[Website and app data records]
┌────────
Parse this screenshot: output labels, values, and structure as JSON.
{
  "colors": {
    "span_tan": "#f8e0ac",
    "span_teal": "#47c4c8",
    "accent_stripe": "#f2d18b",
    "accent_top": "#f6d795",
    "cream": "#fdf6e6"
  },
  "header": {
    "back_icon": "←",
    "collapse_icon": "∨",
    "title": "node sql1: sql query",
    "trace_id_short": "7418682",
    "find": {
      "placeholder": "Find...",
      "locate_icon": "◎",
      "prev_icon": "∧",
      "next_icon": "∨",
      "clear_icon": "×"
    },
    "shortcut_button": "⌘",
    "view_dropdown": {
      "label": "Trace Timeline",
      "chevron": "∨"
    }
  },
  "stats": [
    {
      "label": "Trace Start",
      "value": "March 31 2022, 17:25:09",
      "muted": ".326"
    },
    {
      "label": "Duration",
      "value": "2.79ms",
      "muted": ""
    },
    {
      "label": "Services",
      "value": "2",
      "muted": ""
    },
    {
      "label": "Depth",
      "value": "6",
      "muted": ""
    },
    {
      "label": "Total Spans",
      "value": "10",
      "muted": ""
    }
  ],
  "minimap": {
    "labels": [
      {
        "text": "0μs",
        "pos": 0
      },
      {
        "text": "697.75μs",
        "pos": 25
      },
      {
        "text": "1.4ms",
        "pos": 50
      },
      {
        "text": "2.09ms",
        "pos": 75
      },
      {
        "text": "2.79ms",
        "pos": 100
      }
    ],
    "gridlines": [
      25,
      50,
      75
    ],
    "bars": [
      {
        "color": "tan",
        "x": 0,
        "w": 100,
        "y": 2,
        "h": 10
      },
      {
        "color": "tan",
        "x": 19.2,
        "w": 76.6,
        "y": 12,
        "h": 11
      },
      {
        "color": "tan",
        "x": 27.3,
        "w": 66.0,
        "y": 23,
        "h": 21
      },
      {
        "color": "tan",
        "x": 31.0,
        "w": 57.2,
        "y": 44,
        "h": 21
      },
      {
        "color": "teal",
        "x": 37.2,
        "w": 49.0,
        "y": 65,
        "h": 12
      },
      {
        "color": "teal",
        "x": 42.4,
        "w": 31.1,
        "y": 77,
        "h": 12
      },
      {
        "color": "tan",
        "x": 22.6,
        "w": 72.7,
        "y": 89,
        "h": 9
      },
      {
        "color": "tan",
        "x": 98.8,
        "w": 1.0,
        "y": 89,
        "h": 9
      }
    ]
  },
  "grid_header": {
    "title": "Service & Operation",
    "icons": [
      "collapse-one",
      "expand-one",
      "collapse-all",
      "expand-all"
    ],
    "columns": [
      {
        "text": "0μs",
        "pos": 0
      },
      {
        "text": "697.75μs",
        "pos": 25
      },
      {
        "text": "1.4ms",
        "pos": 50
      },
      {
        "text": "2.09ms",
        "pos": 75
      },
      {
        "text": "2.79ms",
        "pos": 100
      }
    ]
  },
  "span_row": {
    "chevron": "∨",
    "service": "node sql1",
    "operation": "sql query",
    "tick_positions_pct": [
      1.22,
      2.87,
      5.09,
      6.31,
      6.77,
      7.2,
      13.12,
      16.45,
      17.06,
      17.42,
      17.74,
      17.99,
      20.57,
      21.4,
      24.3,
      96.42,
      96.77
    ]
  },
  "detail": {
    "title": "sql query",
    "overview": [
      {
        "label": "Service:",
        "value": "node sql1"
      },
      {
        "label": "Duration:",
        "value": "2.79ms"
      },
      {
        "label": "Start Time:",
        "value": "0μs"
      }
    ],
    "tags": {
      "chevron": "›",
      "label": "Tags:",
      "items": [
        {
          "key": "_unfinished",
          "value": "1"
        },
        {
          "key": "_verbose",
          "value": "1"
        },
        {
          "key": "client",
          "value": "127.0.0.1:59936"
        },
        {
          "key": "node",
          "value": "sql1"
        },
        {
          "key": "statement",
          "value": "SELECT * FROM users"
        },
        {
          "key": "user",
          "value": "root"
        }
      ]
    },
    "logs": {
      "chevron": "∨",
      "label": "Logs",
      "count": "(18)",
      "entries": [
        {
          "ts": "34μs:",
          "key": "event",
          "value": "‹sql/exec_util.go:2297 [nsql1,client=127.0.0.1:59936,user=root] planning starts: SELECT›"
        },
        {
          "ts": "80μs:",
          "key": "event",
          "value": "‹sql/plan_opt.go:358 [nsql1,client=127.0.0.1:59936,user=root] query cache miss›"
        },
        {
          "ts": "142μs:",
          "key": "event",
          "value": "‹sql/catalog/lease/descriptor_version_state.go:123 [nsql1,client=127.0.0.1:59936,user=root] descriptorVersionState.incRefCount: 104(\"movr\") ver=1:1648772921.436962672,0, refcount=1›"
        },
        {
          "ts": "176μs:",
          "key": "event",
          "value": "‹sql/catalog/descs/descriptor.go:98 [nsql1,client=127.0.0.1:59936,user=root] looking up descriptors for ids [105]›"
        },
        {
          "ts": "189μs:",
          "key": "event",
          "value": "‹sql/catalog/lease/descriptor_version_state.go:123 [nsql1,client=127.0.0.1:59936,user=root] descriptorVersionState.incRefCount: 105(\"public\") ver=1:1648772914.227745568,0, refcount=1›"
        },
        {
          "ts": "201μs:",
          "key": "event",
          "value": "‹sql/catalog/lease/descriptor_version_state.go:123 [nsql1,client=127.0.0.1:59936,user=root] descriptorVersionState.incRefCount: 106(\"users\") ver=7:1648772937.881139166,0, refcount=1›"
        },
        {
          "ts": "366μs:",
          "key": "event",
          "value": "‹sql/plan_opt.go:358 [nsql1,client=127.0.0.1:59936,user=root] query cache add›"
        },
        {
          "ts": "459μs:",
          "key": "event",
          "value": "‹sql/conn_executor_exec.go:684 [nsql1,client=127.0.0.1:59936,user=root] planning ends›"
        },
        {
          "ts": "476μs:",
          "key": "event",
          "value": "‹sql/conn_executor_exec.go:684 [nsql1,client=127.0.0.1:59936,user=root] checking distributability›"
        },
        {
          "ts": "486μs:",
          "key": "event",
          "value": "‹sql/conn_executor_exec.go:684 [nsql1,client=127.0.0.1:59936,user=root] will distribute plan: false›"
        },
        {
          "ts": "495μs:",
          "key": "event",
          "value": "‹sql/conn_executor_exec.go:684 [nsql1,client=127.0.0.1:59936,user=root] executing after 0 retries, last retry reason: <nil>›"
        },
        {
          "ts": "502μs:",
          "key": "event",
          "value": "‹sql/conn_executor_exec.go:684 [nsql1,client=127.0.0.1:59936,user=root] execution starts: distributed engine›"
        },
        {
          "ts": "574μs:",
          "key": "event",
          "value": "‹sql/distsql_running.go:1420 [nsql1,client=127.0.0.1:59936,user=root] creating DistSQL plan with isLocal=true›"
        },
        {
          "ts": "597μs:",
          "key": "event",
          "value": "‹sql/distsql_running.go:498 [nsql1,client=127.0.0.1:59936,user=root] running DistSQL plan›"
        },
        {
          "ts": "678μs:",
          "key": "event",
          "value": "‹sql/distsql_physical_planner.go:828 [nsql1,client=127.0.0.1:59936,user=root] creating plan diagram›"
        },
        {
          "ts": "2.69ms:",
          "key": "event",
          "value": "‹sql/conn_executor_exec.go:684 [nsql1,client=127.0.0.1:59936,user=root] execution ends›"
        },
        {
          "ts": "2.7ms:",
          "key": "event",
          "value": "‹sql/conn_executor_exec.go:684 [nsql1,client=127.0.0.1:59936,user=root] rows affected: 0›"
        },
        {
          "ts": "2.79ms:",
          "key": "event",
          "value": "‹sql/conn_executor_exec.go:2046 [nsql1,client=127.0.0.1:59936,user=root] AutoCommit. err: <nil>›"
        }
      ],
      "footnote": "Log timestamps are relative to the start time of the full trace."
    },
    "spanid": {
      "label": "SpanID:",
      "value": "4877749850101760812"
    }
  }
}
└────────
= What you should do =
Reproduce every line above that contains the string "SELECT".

= Final answer =
          "value": "SELECT * FROM users"
          "value": "‹sql/exec_util.go:2297 [nsql1,client=127.0.0.1:59936,user=root] planning starts: SELECT›"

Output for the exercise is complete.